In an op-ed written for Newsweek called “China’s Nuclear Madness,” shared by the U.S. State Department, Pompeo said China is refusing to disclose how many nuclear weapons it has and how many it plans to develop.

Pompeo explained that during the Cold War, the U.S. and Soviet Union both understood their national security was based on understanding each other’s nuclear capabilities and, “We established a framework to handle potentially deadly misunderstandings.”

“Today, China allows no such transparency for the world’s fastest-growing nuclear arsenal,” Pompeo wrote. “Beijing refuses to disclose how many nuclear weapons it has, how many it plans to develop, or what it plans to do with them.”

Pompeo said China is the least transparent of the five nuclear nations that comprise the permanent members of the United Nations security council, the U.S., U.K., France, Russia and China.

Pompeo also repeated warnings that China’s nuclear arsenal is expected to at least double in the next decade. That assessment is in line with a September Pentagon report on China’s military.

The Pentagon currently estimates China has around 200 nuclear warheads, though it does not know the exact number.

“Despite Beijing’s secrecy about its nuclear activities, we know China is pursuing a nuclear triad on land, in the air and at sea, and that it is rapidly growing and modernizing its capabilities,” Pompeo wrote. “General Secretary Xi Jinping champions this buildup. Soon after taking office in 2012, he described China’s nuclear-weapons command as ‘support for China’s status as a great power.’ He subsequently elevated that command to a standalone service called the People’s Liberation Army (PLA) Rocket Force as a part of his plan to build a ‘world-class’ military by 2049.”

Pompeo said China’s nuclear arsenal includes a missile, the Dongfeng-41, which can reach America’s shores in 30 minutes. He said China put many of its nuclear weapons on display in last year’s military parade, though the nearly three-mile-long parade of weapons was “certainly only a fraction of the total arsenal.”

Pompeo said China achieved its build up of nuclear weapons while the U.S. was constrained by “ineffective” arms control agreements.

“While we were constrained by the Intermediate-Range Nuclear Forces Treaty’s limits on ground-launched missiles with a range of 500 to 5,500 kilometers, the PLA has fielded more than a thousand theater-range ballistic missiles near its coast,” Pompeo wrote. “Many of these weapons are dual-capable, meaning they can be armed with nuclear as well as conventional warheads.
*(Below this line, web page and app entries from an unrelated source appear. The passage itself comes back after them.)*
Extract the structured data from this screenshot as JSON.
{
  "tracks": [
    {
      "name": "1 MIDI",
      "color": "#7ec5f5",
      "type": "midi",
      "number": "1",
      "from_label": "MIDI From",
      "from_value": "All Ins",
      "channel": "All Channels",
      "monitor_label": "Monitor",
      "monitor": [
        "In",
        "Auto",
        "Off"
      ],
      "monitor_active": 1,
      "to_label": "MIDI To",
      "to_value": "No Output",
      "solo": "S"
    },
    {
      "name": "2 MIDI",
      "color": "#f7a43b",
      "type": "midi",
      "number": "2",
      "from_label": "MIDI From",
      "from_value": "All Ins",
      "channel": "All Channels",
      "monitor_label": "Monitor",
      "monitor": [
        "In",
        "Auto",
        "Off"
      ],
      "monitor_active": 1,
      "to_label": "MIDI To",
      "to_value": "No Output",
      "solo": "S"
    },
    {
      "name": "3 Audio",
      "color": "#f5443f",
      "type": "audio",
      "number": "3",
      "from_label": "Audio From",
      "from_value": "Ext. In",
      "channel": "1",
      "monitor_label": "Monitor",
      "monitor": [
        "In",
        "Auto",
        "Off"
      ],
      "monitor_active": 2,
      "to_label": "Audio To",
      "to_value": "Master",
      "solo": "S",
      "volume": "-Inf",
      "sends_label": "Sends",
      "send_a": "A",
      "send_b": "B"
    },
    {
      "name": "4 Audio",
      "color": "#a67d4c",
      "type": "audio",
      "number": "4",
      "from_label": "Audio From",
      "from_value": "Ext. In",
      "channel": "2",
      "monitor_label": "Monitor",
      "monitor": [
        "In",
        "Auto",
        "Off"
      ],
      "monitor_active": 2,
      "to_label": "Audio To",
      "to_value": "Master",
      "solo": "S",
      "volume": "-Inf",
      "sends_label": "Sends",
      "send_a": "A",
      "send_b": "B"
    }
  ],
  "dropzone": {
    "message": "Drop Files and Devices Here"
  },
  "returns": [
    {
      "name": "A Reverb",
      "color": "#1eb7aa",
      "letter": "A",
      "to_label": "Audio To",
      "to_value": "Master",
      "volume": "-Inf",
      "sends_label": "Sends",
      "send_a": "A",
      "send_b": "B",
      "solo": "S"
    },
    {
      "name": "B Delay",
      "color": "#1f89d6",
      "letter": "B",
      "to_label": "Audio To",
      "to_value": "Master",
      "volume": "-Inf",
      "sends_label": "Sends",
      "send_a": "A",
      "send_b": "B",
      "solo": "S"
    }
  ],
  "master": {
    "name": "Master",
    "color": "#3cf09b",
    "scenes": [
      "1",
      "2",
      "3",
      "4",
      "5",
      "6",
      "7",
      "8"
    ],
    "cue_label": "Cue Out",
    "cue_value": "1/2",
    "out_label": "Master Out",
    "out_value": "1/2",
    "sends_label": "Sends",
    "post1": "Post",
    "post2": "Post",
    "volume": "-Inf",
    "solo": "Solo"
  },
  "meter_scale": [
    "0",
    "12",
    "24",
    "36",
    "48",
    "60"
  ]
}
They are intended to target U.S. forces in East Asia and to intimidate and coerce America’s allies.”

“China’s ballistic missiles aren’t simply collecting dust,” Pompeo added, noting China launched test fired more ballistic missiles in 2018 and 2019 than the rest of the world combined.

In 2020, China test-fired some 220 ballistic missiles, exceeding its total number of launches in either 2018 and 2019.

Adding to the threat of China’s nuclear arsenal, Pompeo said China is moving its arsenal to a “launch-on-warning” posture, meaning China could begin launching nuclear weapons as soon as its satellites or other warning sensors detect incoming enemy missiles.

Pompeo said the U.S. regularly releases a Nuclear Posture Review, and the U.S. and Russia engage in biannual nuclear data exchanges. He also said France and the U.K. regularly publish the numbers and types of nuclear weapons in their arsenals.

“China refuses to adopt these processes, instead clinging to secrecy as its preferred strategy,” Pompeo wrote.

In his op-ed, Pompeo called on China to adopt transparency measures and to join the U.S. and Russia in creating a new arms control agreement to cover all types of nuclear weapons.

Pompeo also called on U.S.-allied countries to help pressure China to negotiate on nuclear issues.

“Many of our allies and partners—more than half of our NATO allies among them—have urged Beijing to come to the negotiating table. But too many countries, including champions of arms control who depend on America’s nuclear deterrence capabilities, remain publicly silent about Beijing’s buildup,” Pompeo wrote.